Type out all the data below, word for word.

(Data entries)
────

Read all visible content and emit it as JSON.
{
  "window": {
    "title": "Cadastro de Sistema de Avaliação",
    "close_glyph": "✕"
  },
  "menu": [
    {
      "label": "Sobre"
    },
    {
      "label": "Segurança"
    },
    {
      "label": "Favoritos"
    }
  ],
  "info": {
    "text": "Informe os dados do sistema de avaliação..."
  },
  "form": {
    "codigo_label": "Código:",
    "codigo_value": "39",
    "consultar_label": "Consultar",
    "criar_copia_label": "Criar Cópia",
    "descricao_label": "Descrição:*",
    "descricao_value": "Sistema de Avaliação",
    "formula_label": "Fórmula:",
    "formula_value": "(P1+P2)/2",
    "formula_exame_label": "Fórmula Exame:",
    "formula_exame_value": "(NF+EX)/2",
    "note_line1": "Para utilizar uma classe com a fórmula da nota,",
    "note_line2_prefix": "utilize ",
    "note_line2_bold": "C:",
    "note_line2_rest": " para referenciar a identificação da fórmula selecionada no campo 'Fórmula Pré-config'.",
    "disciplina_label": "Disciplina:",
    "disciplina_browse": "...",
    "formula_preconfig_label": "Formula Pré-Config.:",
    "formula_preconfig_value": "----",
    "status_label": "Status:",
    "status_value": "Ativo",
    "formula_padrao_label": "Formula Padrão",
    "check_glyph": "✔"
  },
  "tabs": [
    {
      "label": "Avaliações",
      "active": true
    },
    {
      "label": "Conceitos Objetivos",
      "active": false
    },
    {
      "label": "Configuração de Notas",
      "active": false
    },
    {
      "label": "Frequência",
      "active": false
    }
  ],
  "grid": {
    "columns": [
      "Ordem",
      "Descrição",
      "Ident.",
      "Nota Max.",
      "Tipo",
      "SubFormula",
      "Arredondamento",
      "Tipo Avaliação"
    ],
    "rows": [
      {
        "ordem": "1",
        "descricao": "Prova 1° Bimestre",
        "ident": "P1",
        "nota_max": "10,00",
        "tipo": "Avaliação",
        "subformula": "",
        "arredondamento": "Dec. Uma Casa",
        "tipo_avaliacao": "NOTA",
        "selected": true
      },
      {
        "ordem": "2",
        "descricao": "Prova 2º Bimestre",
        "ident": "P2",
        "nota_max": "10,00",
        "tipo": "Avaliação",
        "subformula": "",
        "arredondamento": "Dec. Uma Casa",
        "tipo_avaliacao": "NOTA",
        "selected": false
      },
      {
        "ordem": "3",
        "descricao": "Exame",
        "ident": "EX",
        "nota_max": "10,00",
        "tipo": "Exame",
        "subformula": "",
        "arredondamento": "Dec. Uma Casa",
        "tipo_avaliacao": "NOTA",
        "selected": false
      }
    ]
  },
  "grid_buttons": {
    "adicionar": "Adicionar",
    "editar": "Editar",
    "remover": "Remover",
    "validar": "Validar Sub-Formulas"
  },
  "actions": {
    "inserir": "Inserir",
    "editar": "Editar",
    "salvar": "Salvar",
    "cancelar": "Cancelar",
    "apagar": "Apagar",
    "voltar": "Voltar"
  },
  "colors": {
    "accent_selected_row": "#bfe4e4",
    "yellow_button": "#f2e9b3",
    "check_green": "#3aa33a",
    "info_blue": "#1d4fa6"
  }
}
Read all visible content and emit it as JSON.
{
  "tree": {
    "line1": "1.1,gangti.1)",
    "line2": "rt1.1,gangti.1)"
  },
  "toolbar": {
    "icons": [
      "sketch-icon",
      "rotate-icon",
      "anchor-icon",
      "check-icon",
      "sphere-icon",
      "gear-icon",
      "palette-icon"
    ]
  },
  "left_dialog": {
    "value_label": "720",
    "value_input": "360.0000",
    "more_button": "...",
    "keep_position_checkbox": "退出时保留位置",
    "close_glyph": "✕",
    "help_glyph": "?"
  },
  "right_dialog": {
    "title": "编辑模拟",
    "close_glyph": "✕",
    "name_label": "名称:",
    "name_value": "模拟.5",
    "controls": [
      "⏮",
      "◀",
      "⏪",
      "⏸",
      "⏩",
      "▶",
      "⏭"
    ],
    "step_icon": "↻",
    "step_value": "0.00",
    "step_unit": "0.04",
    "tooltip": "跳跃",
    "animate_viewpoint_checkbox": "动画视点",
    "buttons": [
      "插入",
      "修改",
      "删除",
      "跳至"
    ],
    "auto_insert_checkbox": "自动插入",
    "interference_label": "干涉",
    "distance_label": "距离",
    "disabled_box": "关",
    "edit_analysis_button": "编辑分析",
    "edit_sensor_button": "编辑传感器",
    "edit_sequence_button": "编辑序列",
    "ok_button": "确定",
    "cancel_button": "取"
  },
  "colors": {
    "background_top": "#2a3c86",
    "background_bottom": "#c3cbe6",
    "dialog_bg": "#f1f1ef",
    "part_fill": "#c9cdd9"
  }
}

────

(Answer space):
Read all visible content and emit it as JSON.
{
  "window": {
    "title": "Cadastro de Sistema de Avaliação",
    "close_glyph": "✕"
  },
  "menu": [
    {
      "label": "Sobre"
    },
    {
      "label": "Segurança"
    },
    {
      "label": "Favoritos"
    }
  ],
  "info": {
    "text": "Informe os dados do sistema de avaliação..."
  },
  "form": {
    "codigo_label": "Código:",
    "codigo_value": "39",
    "consultar_label": "Consultar",
    "criar_copia_label": "Criar Cópia",
    "descricao_label": "Descrição:*",
    "descricao_value": "Sistema de Avaliação",
    "formula_label": "Fórmula:",
    "formula_value": "(P1+P2)/2",
    "formula_exame_label": "Fórmula Exame:",
    "formula_exame_value": "(NF+EX)/2",
    "note_line1": "Para utilizar uma classe com a fórmula da nota,",
    "note_line2_prefix": "utilize ",
    "note_line2_bold": "C:",
    "note_line2_rest": " para referenciar a identificação da fórmula selecionada no campo 'Fórmula Pré-config'.",
    "disciplina_label": "Disciplina:",
    "disciplina_browse": "...",
    "formula_preconfig_label": "Formula Pré-Config.:",
    "formula_preconfig_value": "----",
    "status_label": "Status:",
    "status_value": "Ativo",
    "formula_padrao_label": "Formula Padrão",
    "check_glyph": "✔"
  },
  "tabs": [
    {
      "label": "Avaliações",
      "active": true
    },
    {
      "label": "Conceitos Objetivos",
      "active": false
    },
    {
      "label": "Configuração de Notas",
      "active": false
    },
    {
      "label": "Frequência",
      "active": false
    }
  ],
  "grid": {
    "columns": [
      "Ordem",
      "Descrição",
      "Ident.",
      "Nota Max.",
      "Tipo",
      "SubFormula",
      "Arredondamento",
      "Tipo Avaliação"
    ],
    "rows": [
      {
        "ordem": "1",
        "descricao": "Prova 1° Bimestre",
        "ident": "P1",
        "nota_max": "10,00",
        "tipo": "Avaliação",
        "subformula": "",
        "arredondamento": "Dec. Uma Casa",
        "tipo_avaliacao": "NOTA",
        "selected": true
      },
      {
        "ordem": "2",
        "descricao": "Prova 2º Bimestre",
        "ident": "P2",
        "nota_max": "10,00",
        "tipo": "Avaliação",
        "subformula": "",
        "arredondamento": "Dec. Uma Casa",
        "tipo_avaliacao": "NOTA",
        "selected": false
      },
      {
        "ordem": "3",
        "descricao": "Exame",
        "ident": "EX",
        "nota_max": "10,00",
        "tipo": "Exame",
        "subformula": "",
        "arredondamento": "Dec. Uma Casa",
        "tipo_avaliacao": "NOTA",
        "selected": false
      }
    ]
  },
  "grid_buttons": {
    "adicionar": "Adicionar",
    "editar": "Editar",
    "remover": "Remover",
    "validar": "Validar Sub-Formulas"
  },
  "actions": {
    "inserir": "Inserir",
    "editar": "Editar",
    "salvar": "Salvar",
    "cancelar": "Cancelar",
    "apagar": "Apagar",
    "voltar": "Voltar"
  },
  "colors": {
    "accent_selected_row": "#bfe4e4",
    "yellow_button": "#f2e9b3",
    "check_green": "#3aa33a",
    "info_blue": "#1d4fa6"
  }
}
Read all visible content and emit it as JSON.
{
  "tree": {
    "line1": "1.1,gangti.1)",
    "line2": "rt1.1,gangti.1)"
  },
  "toolbar": {
    "icons": [
      "sketch-icon",
      "rotate-icon",
      "anchor-icon",
      "check-icon",
      "sphere-icon",
      "gear-icon",
      "palette-icon"
    ]
  },
  "left_dialog": {
    "value_label": "720",
    "value_input": "360.0000",
    "more_button": "...",
    "keep_position_checkbox": "退出时保留位置",
    "close_glyph": "✕",
    "help_glyph": "?"
  },
  "right_dialog": {
    "title": "编辑模拟",
    "close_glyph": "✕",
    "name_label": "名称:",
    "name_value": "模拟.5",
    "controls": [
      "⏮",
      "◀",
      "⏪",
      "⏸",
      "⏩",
      "▶",
      "⏭"
    ],
    "step_icon": "↻",
    "step_value": "0.00",
    "step_unit": "0.04",
    "tooltip": "跳跃",
    "animate_viewpoint_checkbox": "动画视点",
    "buttons": [
      "插入",
      "修改",
      "删除",
      "跳至"
    ],
    "auto_insert_checkbox": "自动插入",
    "interference_label": "干涉",
    "distance_label": "距离",
    "disabled_box": "关",
    "edit_analysis_button": "编辑分析",
    "edit_sensor_button": "编辑传感器",
    "edit_sequence_button": "编辑序列",
    "ok_button": "确定",
    "cancel_button": "取"
  },
  "colors": {
    "background_top": "#2a3c86",
    "background_bottom": "#c3cbe6",
    "dialog_bg": "#f1f1ef",
    "part_fill": "#c9cdd9"
  }
}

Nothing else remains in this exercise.